*** Stored data

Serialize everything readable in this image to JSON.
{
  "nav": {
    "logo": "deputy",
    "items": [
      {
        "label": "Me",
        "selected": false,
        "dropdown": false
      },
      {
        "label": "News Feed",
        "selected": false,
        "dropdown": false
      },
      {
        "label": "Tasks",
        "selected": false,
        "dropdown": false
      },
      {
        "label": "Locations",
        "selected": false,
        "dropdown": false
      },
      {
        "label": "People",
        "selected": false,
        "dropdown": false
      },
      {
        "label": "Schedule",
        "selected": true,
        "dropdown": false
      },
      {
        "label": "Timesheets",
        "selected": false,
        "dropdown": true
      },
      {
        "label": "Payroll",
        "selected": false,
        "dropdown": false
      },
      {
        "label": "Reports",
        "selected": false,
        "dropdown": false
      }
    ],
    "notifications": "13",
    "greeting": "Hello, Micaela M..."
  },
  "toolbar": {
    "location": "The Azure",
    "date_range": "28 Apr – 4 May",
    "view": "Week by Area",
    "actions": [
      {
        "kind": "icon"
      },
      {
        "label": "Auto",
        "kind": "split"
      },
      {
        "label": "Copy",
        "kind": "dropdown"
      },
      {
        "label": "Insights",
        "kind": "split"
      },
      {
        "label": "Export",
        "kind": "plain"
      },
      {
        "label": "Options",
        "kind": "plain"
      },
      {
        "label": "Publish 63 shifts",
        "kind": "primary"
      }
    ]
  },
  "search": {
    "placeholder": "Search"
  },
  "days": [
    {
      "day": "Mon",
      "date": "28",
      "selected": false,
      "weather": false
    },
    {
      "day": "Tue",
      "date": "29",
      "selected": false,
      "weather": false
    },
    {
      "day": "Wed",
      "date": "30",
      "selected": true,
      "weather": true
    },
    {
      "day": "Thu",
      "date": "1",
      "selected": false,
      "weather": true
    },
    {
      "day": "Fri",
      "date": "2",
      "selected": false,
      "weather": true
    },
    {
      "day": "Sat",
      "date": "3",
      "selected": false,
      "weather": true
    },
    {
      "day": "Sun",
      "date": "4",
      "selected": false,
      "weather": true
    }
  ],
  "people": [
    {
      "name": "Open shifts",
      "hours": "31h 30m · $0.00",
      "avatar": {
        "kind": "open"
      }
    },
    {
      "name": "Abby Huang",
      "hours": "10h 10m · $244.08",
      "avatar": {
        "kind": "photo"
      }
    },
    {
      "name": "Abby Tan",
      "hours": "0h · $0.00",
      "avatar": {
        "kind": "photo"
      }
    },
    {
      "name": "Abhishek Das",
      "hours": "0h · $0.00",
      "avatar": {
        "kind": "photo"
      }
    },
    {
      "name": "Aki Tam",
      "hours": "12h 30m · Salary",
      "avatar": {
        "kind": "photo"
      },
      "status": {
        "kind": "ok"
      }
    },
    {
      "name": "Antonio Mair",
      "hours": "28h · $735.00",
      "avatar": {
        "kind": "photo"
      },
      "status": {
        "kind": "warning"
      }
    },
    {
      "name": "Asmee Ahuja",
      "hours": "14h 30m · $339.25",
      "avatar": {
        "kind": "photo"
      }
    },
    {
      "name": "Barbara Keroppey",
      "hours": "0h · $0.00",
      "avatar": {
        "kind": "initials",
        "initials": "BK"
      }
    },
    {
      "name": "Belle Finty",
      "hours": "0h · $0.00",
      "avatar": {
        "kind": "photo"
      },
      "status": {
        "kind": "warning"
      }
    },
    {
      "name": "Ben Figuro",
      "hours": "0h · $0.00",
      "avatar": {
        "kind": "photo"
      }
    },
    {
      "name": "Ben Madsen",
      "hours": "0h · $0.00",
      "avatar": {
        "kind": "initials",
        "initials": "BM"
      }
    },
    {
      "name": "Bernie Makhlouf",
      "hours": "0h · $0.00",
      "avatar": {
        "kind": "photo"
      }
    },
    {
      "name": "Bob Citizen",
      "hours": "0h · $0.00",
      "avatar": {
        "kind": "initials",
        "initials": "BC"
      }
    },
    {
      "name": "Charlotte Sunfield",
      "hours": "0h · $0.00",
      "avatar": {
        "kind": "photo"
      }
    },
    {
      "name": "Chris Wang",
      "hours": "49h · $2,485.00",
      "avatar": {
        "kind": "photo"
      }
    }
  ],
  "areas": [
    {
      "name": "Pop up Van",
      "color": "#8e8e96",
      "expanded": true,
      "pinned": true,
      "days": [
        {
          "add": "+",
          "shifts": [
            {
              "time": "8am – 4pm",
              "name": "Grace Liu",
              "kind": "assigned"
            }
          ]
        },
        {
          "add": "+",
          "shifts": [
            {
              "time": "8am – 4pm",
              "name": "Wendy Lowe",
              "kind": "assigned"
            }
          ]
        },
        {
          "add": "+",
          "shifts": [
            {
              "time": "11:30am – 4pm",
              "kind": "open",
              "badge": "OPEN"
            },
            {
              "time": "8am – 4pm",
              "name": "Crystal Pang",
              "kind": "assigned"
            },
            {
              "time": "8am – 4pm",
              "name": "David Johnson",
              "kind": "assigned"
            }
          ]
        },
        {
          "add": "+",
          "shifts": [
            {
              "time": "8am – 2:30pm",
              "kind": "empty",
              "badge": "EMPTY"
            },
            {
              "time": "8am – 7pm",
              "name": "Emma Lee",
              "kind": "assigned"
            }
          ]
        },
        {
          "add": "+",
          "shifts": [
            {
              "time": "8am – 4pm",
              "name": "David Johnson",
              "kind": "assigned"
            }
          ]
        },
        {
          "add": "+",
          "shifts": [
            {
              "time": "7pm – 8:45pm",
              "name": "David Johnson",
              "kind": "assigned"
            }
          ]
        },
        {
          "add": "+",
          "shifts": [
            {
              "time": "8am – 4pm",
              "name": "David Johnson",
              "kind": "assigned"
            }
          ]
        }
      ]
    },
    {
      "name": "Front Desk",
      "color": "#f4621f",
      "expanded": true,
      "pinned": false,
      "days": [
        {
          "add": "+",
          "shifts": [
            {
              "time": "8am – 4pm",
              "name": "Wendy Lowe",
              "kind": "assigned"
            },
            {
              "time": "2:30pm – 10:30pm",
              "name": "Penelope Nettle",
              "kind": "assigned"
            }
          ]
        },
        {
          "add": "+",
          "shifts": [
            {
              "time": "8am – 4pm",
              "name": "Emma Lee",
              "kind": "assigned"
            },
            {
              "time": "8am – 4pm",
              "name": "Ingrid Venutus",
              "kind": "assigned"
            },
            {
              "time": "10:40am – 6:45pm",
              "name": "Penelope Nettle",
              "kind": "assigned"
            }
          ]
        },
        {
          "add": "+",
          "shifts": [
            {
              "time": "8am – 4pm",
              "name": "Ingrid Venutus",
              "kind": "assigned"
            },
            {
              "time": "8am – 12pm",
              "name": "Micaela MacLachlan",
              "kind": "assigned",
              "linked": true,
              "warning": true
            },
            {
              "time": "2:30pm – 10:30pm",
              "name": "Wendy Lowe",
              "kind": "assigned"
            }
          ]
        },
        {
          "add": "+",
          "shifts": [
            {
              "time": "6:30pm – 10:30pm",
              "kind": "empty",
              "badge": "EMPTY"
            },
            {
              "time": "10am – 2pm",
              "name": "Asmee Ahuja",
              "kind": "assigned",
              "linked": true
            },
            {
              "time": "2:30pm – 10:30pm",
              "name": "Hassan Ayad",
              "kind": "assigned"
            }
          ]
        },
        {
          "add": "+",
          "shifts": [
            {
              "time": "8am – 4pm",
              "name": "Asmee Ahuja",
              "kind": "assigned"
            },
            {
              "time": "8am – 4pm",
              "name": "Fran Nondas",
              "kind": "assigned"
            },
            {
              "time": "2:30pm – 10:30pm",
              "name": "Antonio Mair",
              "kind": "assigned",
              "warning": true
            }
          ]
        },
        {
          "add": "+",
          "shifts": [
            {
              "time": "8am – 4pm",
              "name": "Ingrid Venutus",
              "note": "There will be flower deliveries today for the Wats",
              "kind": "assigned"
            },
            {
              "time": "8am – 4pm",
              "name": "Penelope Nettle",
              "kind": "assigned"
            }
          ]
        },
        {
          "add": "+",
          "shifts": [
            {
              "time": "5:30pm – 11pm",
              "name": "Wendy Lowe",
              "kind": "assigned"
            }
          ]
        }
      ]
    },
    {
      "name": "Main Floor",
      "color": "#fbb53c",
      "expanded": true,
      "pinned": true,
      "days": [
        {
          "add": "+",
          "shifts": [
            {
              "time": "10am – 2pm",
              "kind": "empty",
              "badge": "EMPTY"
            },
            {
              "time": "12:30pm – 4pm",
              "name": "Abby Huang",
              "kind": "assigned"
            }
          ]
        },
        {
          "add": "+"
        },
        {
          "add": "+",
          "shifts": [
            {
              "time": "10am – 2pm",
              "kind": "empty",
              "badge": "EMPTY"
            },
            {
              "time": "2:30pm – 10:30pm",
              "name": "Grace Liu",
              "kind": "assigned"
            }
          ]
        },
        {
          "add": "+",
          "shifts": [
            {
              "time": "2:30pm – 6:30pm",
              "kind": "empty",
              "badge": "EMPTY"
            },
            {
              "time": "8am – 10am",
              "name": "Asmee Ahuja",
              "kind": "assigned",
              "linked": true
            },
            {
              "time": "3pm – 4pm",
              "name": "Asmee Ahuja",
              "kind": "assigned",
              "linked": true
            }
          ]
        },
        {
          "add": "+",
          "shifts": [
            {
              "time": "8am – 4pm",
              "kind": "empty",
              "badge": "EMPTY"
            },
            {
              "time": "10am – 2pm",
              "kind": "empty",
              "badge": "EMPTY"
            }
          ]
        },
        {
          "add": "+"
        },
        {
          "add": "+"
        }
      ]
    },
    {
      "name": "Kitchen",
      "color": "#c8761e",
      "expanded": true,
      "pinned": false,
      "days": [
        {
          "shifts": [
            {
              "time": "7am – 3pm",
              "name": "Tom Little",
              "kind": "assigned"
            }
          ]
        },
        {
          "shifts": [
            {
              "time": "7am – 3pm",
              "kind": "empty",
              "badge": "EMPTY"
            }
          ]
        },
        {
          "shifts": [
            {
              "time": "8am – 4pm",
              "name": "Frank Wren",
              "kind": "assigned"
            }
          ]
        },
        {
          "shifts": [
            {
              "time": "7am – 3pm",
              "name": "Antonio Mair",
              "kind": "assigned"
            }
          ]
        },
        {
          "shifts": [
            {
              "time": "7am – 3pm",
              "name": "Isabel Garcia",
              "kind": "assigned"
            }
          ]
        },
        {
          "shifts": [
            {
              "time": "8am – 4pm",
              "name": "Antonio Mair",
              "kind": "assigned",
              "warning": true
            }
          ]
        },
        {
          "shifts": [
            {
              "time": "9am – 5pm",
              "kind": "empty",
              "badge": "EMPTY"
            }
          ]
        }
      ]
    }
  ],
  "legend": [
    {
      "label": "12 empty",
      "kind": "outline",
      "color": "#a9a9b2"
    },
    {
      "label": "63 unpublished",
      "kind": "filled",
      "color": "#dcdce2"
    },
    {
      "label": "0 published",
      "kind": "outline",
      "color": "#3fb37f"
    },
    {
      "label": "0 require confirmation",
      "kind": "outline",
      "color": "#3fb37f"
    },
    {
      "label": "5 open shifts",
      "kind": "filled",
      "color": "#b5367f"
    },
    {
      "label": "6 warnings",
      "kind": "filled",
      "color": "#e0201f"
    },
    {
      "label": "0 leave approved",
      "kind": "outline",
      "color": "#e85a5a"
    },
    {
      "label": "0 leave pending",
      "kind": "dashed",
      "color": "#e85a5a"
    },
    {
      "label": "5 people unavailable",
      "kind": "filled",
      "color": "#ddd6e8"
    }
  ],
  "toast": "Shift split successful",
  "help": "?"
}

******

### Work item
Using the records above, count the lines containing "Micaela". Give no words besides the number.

### Solution
2